In the past, LAWS was a one-year program, and landowners customarily plowed and replanted enrolled acreage each spring. The arrangement was good for wildlife and landowners who value wildlife, but the Conservation Department decided it could be better.
Starting last year, LAWS became a two-year program. Qualifying landowners get $150 per acre, per year, for corn, milo, soybeans or sunflowers; or $75 per acre for small-grain crops. The enrolled land can't be harvested, mowed, grazed or chemically treated during the contract period.
A landowner who enrolls two acres of corn Sept. 1, 2001, will receive a $600 payment on May 15, 2002, and will be free to plow the crop under and start over March 15, 2003. During the 18-month term of the contract, wildlife will not only benefit from the food provided by standing corn, but it will have standing cover from weather and predators. Furthermore, the acreage will produce an abundance of the annual plants and insects that birds and mammals need to thrive.
Landowners will have the option of over-seeding enrolled acreage the second year of the contract with lespedeza paid for by the Conservation Department. Each landowner's participation in the LAWS program is limited to $900 per contract period. Land enrolled in other set-aside programs isn't eligible.
To find out about enrolling crops in the LAWS program, contact the Private Land Services Division at your nearest Conservation Department regional office.
Indian Hills Retirement Village residents in Chillicothe got an early taste of deer season excitement in October when a buck deer broke several windows, then burst through a closed glass door to wreak havoc inside.
The deer landed in bed with the room's occupant, gouged a hole in the ceiling with its antlers, and then bounded into a hallway where it ran amok, poking holes in walls with its hooves and leaving a trail of blood from cuts suffered when it broke through the glass door.
Residents took shelter in their rooms while police herded the animal out of the facility. Retirement village administrator Jan Arnold said the halls looked like a massacre scene.
Amazingly, no one was hurt, not even the woman who momentarily shared her bed with the crazed animal.
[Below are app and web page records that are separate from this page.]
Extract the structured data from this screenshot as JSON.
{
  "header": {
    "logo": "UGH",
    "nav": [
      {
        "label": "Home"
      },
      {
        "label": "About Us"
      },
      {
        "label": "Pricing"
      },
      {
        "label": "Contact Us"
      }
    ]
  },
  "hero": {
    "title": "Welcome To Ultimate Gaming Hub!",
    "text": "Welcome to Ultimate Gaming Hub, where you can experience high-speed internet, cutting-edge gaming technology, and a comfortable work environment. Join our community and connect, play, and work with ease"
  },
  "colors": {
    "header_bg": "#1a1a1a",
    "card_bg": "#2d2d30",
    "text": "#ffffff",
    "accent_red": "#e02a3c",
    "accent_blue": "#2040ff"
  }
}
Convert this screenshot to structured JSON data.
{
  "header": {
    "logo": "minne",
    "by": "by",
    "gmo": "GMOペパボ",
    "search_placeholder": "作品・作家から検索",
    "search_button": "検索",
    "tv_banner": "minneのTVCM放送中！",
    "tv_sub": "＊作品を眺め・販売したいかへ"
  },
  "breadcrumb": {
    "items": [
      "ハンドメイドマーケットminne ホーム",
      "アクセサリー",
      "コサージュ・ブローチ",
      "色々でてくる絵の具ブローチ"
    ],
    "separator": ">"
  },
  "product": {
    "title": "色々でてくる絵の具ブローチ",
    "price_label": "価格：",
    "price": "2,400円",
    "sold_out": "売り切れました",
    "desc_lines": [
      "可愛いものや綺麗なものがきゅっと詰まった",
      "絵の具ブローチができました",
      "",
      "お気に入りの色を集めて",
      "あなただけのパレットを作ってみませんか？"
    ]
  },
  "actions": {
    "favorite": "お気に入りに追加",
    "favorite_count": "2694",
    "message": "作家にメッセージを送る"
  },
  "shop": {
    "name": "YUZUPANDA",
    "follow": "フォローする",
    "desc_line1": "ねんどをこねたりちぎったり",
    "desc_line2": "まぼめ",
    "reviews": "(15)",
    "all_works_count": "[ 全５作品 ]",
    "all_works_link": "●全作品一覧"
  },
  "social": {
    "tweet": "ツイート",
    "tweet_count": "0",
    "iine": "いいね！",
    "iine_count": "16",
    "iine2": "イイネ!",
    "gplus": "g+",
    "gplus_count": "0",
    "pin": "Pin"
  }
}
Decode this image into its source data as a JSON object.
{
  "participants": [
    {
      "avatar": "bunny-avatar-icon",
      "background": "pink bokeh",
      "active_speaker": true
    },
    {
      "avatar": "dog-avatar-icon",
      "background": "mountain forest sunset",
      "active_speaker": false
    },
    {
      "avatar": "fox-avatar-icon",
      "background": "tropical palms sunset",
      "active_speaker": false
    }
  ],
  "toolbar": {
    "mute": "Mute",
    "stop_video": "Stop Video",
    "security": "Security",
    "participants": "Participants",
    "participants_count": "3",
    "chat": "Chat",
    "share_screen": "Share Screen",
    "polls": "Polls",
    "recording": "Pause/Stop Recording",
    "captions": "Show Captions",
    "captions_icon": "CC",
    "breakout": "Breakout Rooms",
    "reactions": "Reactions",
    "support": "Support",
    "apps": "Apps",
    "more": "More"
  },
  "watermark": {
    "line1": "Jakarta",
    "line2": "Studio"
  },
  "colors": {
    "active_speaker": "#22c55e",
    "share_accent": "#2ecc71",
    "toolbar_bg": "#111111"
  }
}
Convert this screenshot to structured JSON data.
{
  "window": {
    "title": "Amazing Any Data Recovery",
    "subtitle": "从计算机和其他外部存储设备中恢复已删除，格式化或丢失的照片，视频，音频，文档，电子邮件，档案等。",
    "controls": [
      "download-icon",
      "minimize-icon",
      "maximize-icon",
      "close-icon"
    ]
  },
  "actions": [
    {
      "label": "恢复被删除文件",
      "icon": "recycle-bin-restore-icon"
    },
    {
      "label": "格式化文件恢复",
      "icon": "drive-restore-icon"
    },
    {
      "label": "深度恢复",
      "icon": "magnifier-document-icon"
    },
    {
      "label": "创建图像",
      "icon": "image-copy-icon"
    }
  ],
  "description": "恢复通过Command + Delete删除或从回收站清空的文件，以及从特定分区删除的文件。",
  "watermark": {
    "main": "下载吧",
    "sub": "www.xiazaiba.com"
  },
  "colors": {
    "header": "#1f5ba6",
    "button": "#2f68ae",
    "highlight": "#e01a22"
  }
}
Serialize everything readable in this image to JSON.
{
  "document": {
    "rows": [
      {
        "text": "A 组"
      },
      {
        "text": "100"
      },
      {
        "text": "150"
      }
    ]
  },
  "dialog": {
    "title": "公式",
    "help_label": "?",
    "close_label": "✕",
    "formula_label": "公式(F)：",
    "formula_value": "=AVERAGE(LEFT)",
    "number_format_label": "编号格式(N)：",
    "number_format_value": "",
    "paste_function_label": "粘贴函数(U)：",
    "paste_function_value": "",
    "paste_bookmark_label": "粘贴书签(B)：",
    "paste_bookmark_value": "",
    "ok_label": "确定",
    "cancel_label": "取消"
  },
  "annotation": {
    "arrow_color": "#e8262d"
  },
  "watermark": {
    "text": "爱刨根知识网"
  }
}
Arnold said she is considering putting up a deer-crossing sign.
If you can believe persimmon seeds, Missouri is in for some serious snow this winter. Ozark folk wisdom says that splitting a persimmon seed into two thin halves will reveal an omen of the coming winter's weather. These seeds, split under carefully controlled conditions at the Missouri Conservationist offices in November, revealed "spoons," a sign that we will be shoveling snow before winter's done. Ozark lore maintains that "fork" images foretell light snow, and "knives" portend cutting cold winds.
St. Louis area campers can get a head start on the 2001 camping season at the St. Louis RV Camping and Travel Show Jan. 18-21.
The event, featuring exhibits by hundreds of recreational vehicle and accessory manufacturers, will be at the America's Center. Special features this year include a live-deer display, antique RVs and a camping supply store operated by Dunn's Sporting Goods. Campgrounds and travel destinations also will have displays.
Organizers say they expect at least 15 area RV dealers to be on hand with 2001 models featuring the latest innovations and features. Live entertainment and activities will make the event fun for kids and adults.
Show hours are noon to 10 p.m. Thursday, 11 a.m. to 10 p.m. Friday, 10 a.m. to 10 p.m. Saturday and 10 a.m. to 5 p.m. Sunday. Admission is $7 for adults, $3 for children age 6 to 12 and free for children 5 and younger. Adults 60 and over pay only $4 on Friday, and $2 discount tickets are available at area NAPA Auto Parts dealers. For more information, call (314) 355-1236
Editor - Tom Cwynar
Managing Editor - Bryan Hendricks
Art Editor - Dickson Stauffer
Designer - Tracy Ritter
Artist - Dave Besenger
Artist - Mark Raithel
Photographer - Jim Rathert
Photographer - Cliff White
Staff Writer - Jim Low
Staff Writer - Joan McKee
Composition - Libby Bode Block
Circulation - Bertha Bainer